Every line below that contains "icon" is to be copied.

BEGIN Data shown

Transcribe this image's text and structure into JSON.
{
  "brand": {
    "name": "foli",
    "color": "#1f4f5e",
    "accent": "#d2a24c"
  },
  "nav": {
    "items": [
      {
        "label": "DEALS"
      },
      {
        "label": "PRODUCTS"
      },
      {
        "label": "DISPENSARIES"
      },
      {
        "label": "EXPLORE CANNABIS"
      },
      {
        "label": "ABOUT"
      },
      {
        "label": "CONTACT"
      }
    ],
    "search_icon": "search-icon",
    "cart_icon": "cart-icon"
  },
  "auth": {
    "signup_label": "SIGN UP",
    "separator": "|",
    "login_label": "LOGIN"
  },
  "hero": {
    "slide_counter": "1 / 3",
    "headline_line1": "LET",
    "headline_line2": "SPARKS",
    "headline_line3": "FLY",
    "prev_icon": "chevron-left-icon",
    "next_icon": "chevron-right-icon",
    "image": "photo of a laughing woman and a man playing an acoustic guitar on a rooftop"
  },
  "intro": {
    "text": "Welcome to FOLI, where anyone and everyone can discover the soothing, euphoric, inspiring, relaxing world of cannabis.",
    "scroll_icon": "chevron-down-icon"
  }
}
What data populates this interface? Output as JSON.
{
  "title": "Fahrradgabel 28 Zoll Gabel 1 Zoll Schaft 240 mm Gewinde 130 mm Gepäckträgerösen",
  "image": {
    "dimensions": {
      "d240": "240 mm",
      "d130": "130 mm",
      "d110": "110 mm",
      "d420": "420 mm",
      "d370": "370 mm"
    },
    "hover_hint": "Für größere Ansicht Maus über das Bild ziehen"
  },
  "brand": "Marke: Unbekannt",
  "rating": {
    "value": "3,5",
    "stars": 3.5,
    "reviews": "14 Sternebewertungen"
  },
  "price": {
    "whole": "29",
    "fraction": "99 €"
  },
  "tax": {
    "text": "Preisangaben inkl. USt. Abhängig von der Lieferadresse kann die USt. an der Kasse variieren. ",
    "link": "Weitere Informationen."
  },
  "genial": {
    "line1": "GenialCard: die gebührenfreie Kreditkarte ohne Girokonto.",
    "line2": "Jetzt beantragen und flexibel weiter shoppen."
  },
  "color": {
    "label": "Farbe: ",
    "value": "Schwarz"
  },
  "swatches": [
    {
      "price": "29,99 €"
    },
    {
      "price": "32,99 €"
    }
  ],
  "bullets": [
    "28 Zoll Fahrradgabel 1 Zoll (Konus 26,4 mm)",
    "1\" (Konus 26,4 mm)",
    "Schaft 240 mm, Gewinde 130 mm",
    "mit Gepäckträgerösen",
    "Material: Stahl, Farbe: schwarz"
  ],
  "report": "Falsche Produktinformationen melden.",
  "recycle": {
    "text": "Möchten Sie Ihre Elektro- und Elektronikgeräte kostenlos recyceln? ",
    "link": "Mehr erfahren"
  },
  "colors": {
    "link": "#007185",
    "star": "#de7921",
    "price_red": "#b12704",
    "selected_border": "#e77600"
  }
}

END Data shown
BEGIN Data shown

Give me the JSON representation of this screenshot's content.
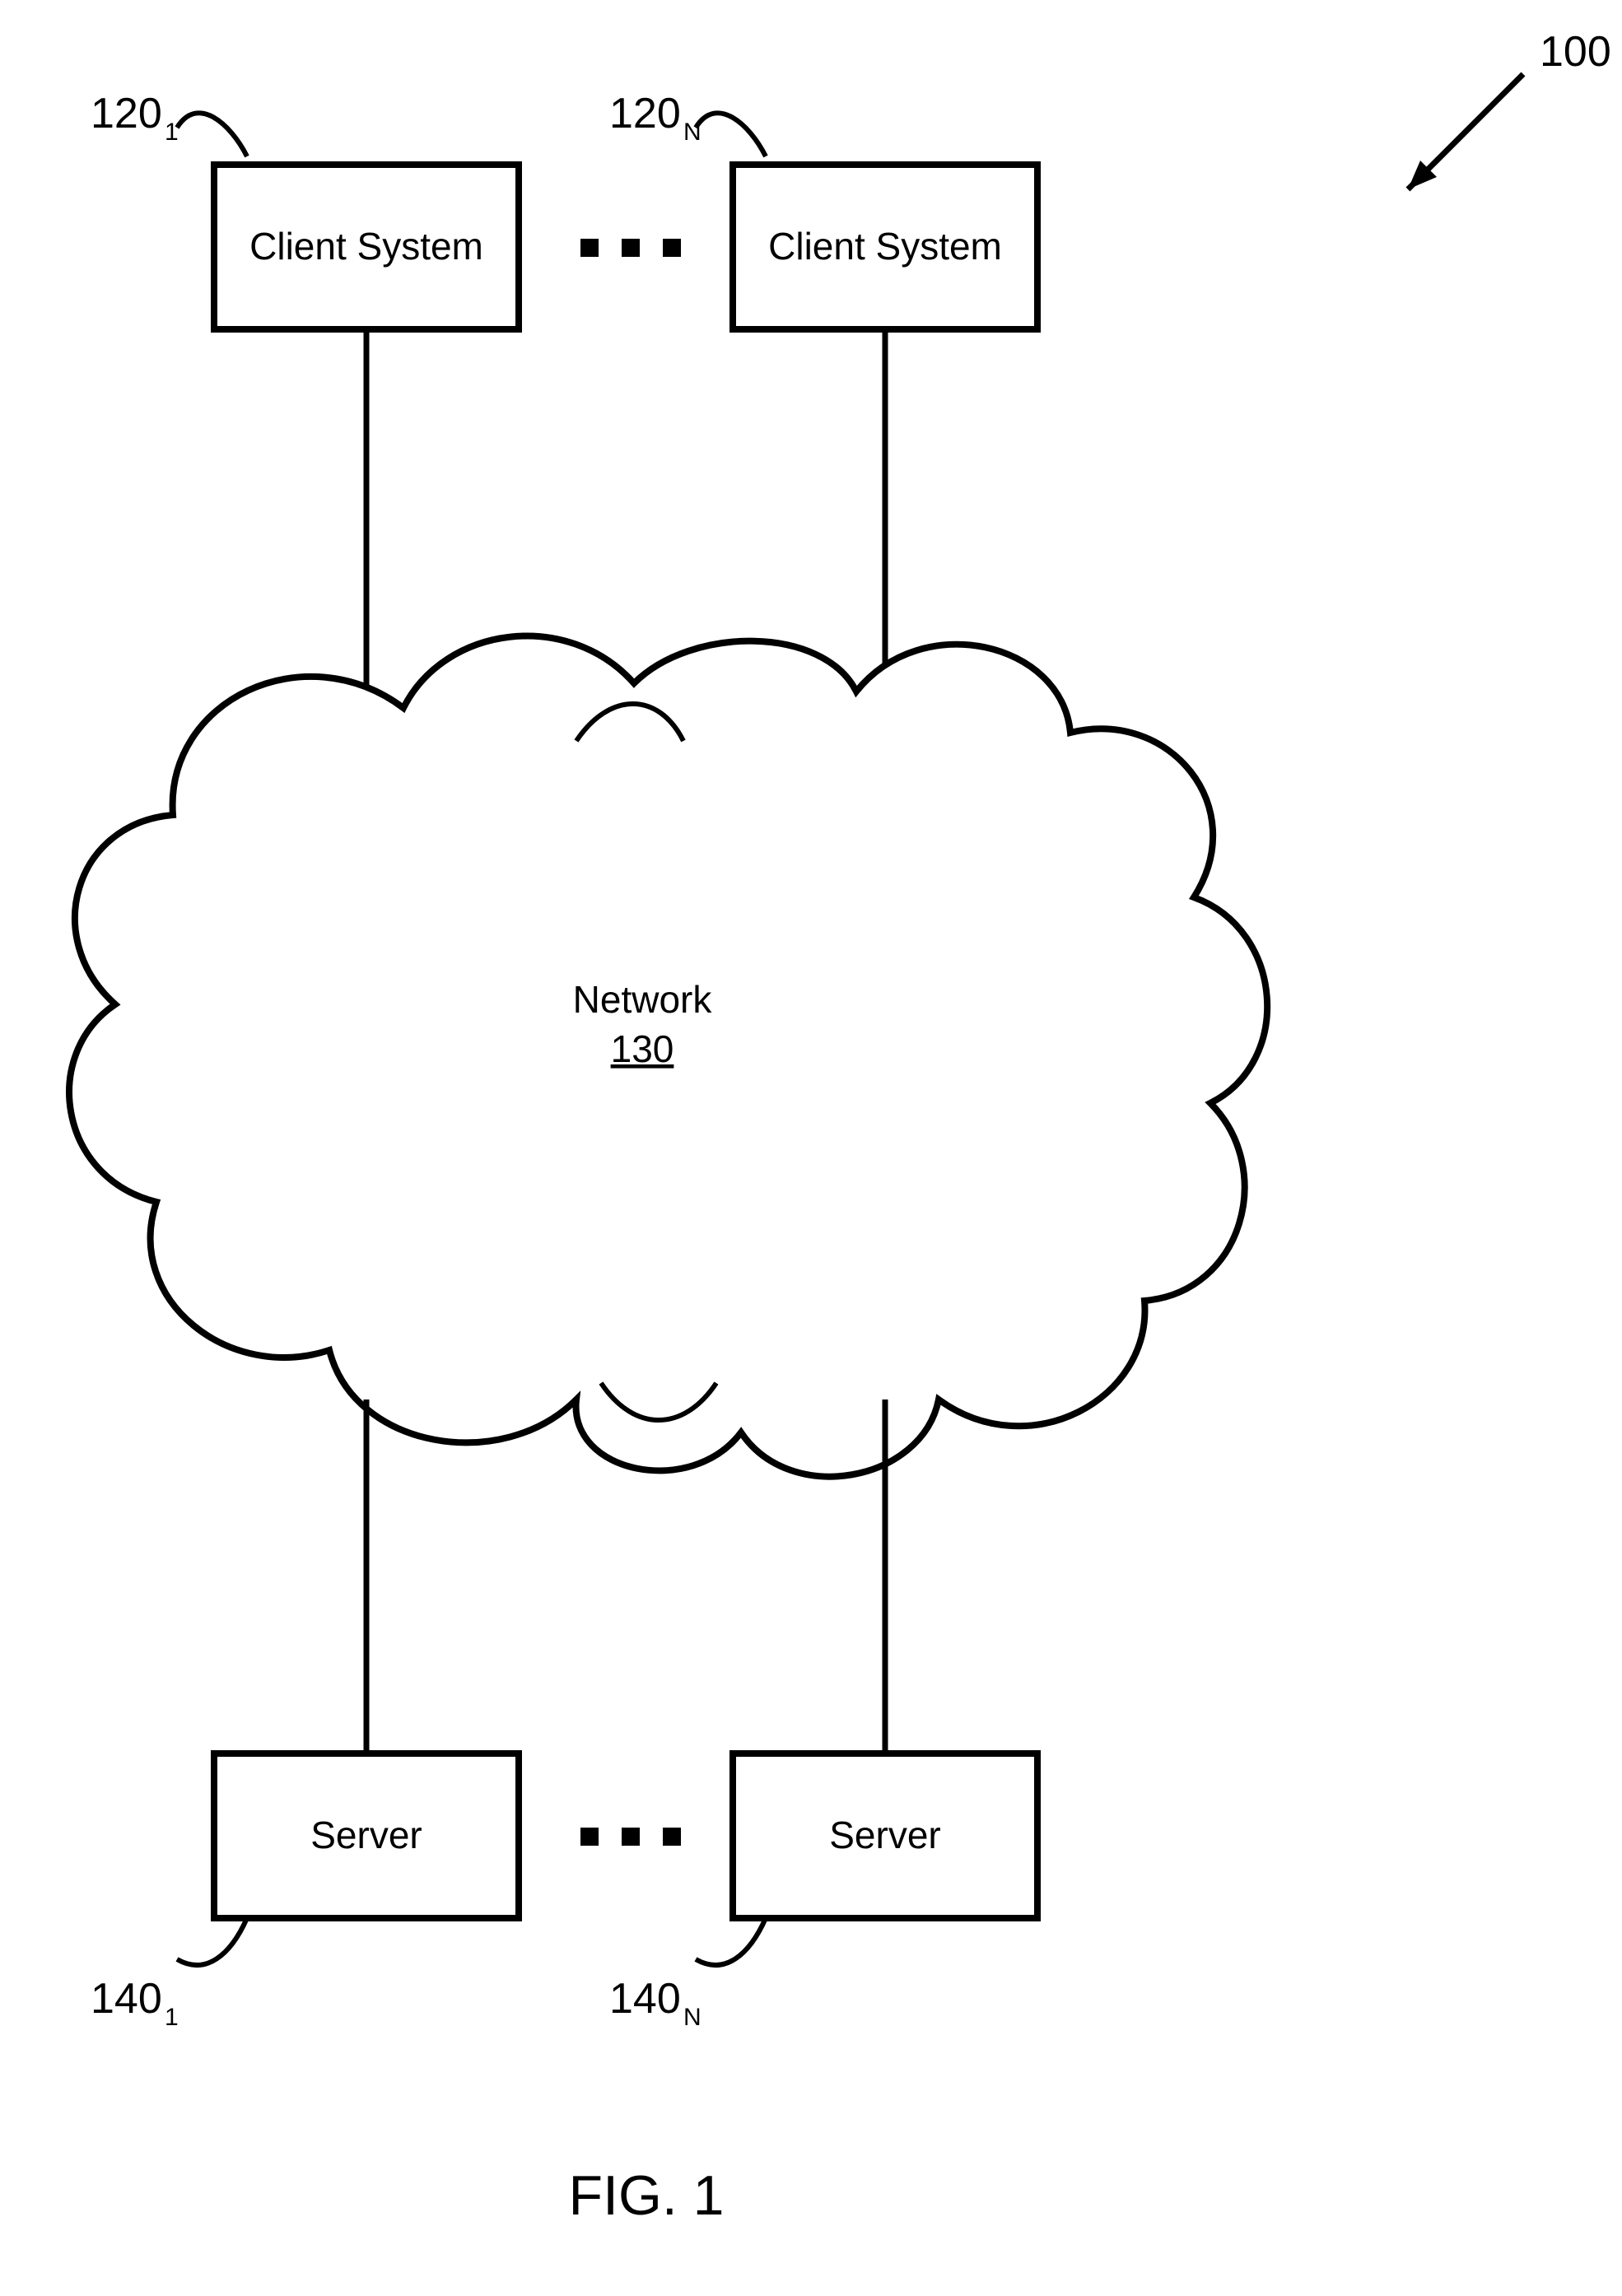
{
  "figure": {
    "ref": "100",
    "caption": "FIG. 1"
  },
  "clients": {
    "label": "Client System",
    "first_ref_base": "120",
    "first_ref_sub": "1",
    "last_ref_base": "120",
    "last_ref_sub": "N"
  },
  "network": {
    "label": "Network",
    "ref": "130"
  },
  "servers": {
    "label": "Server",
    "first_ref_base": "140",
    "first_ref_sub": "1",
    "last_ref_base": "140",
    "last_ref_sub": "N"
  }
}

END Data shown

Worked solution
    "search_icon": "search-icon",
    "cart_icon": "cart-icon"
    "prev_icon": "chevron-left-icon",
    "next_icon": "chevron-right-icon",
    "scroll_icon": "chevron-down-icon"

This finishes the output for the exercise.